BEGIN Provided records

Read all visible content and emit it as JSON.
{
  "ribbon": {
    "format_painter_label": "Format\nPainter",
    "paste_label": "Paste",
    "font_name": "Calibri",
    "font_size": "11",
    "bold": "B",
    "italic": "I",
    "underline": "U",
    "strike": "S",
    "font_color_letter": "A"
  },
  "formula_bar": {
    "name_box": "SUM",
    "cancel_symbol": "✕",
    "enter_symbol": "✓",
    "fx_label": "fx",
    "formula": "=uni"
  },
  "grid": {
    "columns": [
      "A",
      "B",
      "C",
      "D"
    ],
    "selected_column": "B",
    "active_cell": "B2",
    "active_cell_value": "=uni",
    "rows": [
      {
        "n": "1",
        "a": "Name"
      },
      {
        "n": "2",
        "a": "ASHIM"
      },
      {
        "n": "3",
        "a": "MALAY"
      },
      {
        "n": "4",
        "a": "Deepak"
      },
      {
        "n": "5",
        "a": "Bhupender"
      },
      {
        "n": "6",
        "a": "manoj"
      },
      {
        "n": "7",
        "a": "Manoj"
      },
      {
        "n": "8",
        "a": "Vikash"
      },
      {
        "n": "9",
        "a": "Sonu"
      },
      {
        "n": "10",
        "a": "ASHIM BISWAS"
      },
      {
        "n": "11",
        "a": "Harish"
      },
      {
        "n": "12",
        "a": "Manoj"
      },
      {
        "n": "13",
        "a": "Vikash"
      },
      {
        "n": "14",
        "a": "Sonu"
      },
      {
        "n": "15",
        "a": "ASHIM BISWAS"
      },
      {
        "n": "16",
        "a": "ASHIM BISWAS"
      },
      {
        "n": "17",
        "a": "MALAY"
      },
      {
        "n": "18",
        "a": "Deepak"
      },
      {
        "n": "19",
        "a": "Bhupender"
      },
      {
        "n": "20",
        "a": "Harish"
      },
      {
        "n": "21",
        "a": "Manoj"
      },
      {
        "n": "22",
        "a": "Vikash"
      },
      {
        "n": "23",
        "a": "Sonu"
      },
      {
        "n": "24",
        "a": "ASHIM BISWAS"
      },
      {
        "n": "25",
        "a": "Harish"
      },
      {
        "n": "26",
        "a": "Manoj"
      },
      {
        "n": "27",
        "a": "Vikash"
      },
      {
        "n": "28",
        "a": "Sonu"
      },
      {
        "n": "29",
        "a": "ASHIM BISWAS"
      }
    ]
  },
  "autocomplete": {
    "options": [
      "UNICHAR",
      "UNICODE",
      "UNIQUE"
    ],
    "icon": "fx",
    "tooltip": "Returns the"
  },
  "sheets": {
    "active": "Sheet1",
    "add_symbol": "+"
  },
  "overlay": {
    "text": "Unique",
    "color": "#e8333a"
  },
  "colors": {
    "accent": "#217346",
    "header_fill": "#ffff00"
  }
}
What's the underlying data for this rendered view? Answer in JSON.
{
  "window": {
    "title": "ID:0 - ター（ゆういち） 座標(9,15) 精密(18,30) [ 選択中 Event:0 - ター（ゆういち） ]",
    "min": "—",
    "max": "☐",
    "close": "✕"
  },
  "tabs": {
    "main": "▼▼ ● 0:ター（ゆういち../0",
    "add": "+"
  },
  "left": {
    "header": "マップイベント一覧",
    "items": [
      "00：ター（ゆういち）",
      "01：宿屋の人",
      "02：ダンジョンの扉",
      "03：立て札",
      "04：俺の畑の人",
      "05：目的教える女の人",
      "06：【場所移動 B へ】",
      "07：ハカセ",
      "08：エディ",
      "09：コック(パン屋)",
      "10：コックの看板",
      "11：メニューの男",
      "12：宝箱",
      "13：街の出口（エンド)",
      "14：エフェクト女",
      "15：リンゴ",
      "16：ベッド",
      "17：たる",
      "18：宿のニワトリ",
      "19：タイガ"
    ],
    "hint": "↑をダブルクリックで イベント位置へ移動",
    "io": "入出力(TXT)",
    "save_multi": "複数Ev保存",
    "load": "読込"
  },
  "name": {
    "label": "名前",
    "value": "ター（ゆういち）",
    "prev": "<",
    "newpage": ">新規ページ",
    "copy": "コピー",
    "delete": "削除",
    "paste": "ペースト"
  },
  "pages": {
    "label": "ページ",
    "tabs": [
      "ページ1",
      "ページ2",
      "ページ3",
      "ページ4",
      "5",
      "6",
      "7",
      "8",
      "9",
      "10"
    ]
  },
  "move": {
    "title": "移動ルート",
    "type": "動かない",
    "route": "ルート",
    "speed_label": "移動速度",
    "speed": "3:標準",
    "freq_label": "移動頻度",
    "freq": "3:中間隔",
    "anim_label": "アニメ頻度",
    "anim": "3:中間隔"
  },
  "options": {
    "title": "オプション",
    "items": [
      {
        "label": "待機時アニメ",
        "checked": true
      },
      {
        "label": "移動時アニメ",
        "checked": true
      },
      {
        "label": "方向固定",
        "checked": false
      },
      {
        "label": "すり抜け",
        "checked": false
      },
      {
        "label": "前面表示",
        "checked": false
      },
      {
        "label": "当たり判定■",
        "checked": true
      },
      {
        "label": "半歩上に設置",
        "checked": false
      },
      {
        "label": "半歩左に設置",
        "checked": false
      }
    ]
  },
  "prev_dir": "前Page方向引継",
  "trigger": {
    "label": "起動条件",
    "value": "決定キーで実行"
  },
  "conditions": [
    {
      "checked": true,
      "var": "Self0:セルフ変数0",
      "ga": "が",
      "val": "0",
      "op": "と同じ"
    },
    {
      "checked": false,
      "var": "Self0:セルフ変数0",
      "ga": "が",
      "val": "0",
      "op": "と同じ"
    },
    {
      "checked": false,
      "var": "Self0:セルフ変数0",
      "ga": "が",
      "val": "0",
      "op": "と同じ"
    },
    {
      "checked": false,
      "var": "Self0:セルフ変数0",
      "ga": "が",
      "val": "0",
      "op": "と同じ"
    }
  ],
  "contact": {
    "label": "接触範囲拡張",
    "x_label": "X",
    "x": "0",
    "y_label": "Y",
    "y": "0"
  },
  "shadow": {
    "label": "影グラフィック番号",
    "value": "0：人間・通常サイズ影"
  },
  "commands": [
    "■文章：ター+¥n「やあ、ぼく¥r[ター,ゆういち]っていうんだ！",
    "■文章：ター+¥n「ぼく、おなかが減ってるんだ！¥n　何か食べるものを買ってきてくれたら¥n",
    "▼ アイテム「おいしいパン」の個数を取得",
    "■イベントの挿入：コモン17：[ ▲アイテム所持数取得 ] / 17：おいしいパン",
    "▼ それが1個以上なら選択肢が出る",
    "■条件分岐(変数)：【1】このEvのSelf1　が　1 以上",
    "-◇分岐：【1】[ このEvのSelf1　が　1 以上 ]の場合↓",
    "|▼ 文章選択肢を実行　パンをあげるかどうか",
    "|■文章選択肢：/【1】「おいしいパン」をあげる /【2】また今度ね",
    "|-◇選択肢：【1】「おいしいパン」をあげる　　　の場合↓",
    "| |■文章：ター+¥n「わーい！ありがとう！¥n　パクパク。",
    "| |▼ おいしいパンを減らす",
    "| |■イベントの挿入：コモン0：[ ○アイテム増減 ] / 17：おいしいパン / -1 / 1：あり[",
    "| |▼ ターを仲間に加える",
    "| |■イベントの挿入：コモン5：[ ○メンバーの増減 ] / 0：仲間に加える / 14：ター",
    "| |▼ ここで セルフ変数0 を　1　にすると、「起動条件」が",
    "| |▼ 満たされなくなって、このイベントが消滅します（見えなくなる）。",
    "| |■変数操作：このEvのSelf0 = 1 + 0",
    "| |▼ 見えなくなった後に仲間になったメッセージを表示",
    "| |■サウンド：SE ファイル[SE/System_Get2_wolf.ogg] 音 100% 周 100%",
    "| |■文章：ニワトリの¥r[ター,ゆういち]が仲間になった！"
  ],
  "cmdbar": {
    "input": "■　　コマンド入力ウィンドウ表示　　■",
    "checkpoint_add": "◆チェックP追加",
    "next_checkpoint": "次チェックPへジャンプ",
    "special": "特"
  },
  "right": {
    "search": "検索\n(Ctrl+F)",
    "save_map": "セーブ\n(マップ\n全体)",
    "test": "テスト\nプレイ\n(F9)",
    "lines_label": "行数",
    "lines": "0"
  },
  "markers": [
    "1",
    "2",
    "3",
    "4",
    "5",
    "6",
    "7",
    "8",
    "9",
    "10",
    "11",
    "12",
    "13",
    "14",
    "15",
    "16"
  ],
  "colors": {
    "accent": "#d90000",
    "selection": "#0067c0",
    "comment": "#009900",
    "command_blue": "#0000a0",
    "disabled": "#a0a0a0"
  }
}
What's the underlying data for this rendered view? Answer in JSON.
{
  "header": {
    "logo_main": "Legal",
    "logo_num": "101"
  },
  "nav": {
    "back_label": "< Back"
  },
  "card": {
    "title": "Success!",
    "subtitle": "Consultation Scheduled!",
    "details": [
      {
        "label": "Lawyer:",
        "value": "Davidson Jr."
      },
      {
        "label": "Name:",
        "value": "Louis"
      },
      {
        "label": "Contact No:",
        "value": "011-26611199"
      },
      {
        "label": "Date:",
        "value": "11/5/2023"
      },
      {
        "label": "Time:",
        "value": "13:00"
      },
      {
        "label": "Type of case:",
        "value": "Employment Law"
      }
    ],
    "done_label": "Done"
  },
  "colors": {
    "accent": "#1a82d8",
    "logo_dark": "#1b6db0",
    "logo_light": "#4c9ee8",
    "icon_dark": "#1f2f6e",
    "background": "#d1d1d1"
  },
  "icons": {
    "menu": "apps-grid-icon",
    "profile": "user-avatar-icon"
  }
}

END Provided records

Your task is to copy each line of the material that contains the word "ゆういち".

    "title": "ID:0 - ター（ゆういち） 座標(9,15) 精密(18,30) [ 選択中 Event:0 - ター（ゆういち） ]",
    "main": "▼▼ ● 0:ター（ゆういち../0",
      "00：ター（ゆういち）",
    "value": "ター（ゆういち）",
    "■文章：ター+¥n「やあ、ぼく¥r[ター,ゆういち]っていうんだ！",
    "| |■文章：ニワトリの¥r[ター,ゆういち]が仲間になった！"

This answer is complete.